by the closing of the sale and confirmation of the Plan.
the Bankruptcy Court's denial of the motion to stay, the
Waid Claimants next moved this court for a stay pending the
appeal in this court on May 23, 2019, which is now before
Standard of Review
pending appeal is akin to a preliminary injunction. See
Matter of Forth-Eight Insulations, Inc., 115
F.3d 1294, 1300 (7th Cir. 1997) (“These factors mirror
the factors to be considered in ruling on an application for
preliminary injunction, in which context we have more fully
explained how the factors are to be applied and
balanced.”). The Eleventh Circuit explained the
A stay pending appeal is an “extraordinary
remedy” and the party seeking it must show: “(1)
a substantial likelihood that [the movant] will prevail on
the merits of the appeal; (2) a substantial risk of
irreparable injury to the[m] unless the [stay] is granted;
(3) no substantial harm to other interested persons; and (4)
no harm to the public interest.”
In re Woide, 730 Fed.Appx. 731, 737 (11th Cir. 2018)
(quoting Touchston v. McDermott, 234 F.3d 1130, 1132
(11th Cir. 2000)), cert. denied sub nom., Woide
v. Fed. Nat'l Mortg. Ass'n, 139 S.Ct. 481
(2018). The party seeking the stay bears the burden of
proving each element, “but the court may give greater
weight to any of the elements in its discretion depending
upon the circumstances of the case.” In re
Powers, No. 15-03267-JJR13, 2018 WL 5255295, at *3 (N.D.
Ala. Oct. 15, 2018).
the party must first move the bankruptcy court to stay the
judgment, order, or decree.

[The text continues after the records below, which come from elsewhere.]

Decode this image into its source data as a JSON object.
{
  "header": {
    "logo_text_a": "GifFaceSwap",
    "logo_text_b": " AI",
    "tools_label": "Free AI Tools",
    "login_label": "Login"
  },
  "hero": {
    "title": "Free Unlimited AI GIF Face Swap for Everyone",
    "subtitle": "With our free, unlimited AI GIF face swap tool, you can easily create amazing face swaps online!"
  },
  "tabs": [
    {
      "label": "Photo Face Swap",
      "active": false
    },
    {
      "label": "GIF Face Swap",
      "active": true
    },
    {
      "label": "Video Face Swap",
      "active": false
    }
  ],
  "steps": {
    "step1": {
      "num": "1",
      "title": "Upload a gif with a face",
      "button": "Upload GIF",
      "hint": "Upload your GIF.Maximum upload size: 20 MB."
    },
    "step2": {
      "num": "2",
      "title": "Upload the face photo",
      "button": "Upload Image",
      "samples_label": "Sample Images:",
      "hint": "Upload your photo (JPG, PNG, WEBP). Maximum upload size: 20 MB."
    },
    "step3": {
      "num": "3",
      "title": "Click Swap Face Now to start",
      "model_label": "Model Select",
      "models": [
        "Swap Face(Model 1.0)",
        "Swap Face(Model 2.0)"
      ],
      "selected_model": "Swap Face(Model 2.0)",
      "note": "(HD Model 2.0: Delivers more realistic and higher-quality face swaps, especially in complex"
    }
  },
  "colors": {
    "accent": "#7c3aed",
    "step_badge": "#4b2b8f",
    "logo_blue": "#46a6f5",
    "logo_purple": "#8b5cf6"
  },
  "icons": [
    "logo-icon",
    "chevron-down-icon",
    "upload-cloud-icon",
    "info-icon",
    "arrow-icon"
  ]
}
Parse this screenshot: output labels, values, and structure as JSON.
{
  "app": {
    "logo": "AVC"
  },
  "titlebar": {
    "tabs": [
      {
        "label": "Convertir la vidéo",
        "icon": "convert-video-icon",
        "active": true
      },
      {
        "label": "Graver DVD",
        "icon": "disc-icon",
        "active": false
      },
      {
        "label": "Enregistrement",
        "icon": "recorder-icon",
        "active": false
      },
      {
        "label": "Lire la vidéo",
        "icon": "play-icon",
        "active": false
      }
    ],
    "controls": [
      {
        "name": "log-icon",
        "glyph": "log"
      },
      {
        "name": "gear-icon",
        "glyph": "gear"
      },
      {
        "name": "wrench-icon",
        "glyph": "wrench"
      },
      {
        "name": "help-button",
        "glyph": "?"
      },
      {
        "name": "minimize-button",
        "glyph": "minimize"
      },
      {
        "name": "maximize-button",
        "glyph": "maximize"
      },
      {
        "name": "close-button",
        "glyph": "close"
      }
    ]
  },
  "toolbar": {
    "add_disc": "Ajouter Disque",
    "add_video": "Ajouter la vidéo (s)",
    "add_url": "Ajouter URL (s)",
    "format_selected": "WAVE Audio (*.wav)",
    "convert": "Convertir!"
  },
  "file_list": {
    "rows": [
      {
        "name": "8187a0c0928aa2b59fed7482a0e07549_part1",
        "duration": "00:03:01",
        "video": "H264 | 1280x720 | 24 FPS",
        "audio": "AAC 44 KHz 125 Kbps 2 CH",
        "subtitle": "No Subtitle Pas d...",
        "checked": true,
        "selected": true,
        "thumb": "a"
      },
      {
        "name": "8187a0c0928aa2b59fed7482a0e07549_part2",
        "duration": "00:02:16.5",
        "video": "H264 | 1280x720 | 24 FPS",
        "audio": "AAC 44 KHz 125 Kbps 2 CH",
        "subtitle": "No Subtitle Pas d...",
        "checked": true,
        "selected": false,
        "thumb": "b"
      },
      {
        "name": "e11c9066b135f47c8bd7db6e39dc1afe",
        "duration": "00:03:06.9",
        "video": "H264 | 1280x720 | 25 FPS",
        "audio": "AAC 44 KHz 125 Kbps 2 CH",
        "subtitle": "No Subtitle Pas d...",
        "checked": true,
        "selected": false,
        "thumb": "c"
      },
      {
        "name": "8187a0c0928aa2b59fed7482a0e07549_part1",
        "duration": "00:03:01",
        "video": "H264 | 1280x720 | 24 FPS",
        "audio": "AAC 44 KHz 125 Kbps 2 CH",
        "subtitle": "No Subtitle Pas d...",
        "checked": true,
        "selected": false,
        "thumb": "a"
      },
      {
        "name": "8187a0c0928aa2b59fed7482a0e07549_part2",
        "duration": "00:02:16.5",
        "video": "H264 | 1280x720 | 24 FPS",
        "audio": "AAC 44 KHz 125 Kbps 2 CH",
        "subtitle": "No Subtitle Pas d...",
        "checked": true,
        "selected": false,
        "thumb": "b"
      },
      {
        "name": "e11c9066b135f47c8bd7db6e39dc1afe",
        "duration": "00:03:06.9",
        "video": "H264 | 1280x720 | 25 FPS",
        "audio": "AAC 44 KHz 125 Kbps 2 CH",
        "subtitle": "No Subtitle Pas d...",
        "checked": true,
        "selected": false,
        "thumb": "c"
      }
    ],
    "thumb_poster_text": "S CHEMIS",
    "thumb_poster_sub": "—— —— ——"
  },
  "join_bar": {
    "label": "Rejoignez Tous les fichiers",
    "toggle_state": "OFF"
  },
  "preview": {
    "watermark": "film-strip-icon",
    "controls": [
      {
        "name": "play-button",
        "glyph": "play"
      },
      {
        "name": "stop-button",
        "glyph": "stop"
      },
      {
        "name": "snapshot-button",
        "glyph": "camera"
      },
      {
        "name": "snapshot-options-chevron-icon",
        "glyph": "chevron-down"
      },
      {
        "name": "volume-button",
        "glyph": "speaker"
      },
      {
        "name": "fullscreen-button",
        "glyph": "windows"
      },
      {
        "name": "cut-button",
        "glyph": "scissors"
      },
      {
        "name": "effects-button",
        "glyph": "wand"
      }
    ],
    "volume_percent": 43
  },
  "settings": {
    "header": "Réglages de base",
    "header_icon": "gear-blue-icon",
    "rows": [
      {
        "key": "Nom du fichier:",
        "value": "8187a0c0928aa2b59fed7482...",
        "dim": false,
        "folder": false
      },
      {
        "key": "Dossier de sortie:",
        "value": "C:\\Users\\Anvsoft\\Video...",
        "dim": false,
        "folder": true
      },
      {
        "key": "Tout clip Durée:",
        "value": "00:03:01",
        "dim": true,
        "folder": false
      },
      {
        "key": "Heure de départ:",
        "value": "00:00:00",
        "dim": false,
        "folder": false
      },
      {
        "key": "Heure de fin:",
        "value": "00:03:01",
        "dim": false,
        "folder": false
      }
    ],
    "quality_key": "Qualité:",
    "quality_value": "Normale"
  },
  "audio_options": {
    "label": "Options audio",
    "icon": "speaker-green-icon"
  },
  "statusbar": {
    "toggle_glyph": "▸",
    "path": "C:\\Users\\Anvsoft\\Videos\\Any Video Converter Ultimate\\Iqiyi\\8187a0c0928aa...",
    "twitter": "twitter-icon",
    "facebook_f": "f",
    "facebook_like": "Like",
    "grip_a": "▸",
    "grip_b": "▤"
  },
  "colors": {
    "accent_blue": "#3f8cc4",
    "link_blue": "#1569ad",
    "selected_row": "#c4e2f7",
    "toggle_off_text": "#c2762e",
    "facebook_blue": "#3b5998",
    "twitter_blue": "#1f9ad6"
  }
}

Fed.R.Bankr.P. 8007(a)(1). But,
the party can instead directly move the district court
hearing the case on appeal to stay the judgment, order, or
decree under one of two circumstances: (1) the party
“show[s] that moving first in the bankruptcy court
would be impracticable, ” or (2) “if a motion was
made in the bankruptcy court, [the party] either state[s]
that the court has not yet ruled upon the motion, or state[s]
that the court has ruled and set out any reasons given for
the ruling.” Id. at 8007(b)(2).
case, Mission Coal contends that, while the Waid Claimants
moved the Bankruptcy Court for a stay, that motion to stay
was different from the motion to stay filed before this
court. Mission Coal alleged that the Waid Claimants sought a
stay of the initial transfer of ...